──────── DATA TO PROCESS ────────
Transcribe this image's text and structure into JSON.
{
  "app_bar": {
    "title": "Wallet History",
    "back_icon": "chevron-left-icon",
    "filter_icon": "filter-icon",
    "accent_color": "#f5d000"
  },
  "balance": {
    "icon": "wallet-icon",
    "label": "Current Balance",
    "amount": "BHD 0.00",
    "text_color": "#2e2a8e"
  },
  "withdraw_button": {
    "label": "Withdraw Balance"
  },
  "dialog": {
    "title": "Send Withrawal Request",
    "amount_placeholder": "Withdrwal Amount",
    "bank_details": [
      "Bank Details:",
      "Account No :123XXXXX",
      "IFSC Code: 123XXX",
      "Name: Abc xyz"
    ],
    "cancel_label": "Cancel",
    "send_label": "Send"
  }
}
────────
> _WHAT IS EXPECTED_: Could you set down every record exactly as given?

> _WRITTEN SOLUTION_:
Transcribe this image's text and structure into JSON.
{
  "app_bar": {
    "title": "Wallet History",
    "back_icon": "chevron-left-icon",
    "filter_icon": "filter-icon",
    "accent_color": "#f5d000"
  },
  "balance": {
    "icon": "wallet-icon",
    "label": "Current Balance",
    "amount": "BHD 0.00",
    "text_color": "#2e2a8e"
  },
  "withdraw_button": {
    "label": "Withdraw Balance"
  },
  "dialog": {
    "title": "Send Withrawal Request",
    "amount_placeholder": "Withdrwal Amount",
    "bank_details": [
      "Bank Details:",
      "Account No :123XXXXX",
      "IFSC Code: 123XXX",
      "Name: Abc xyz"
    ],
    "cancel_label": "Cancel",
    "send_label": "Send"
  }
}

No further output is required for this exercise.